After a conceptual and methodological critique of Social Identity Theory (SIT), it is argued, in sharp contrast to SIT but consistent with a Behavioural Interaction Model (BIM), that the allocations in the standard Minimal Group Paradigm (MGP) —which provide the main evidence for SIT— can be best reinterpreted as instrumental, rational behaviour aimed at maximizing the economic self-interests of the subjects rather than efforts on their part to strive for a positive social identity as SIT has claimed.
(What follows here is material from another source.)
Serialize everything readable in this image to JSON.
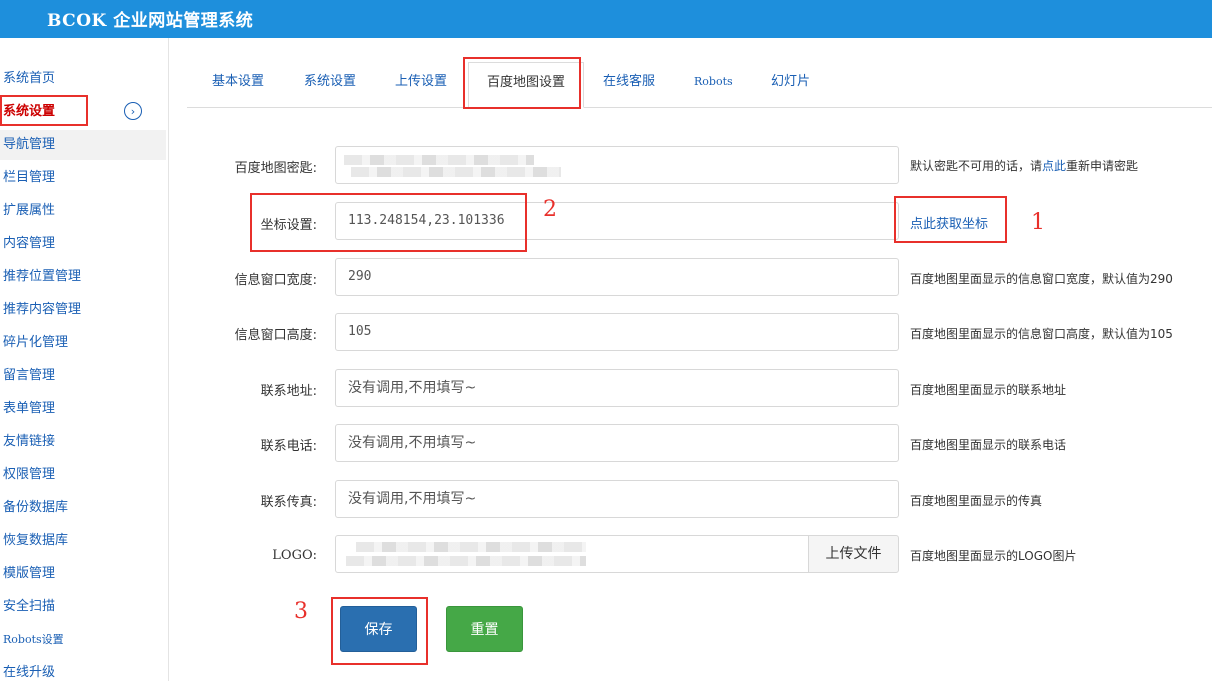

Explicit social categorization appears to be only one of the many unit-forming factors which may affect allocations within and between group boundaries in the MGP.

Group polarization effects indicate that groups, guided by their perceived interdependence on the recipients of their allocations seem more rational and effective than their individual members prior to the group discussion in maximizing their economic outcomes.

Finally, it is concluded that BIM provides probably a more parsimonious explanation of all the usualfindings obtained by the standard MGP than SIT.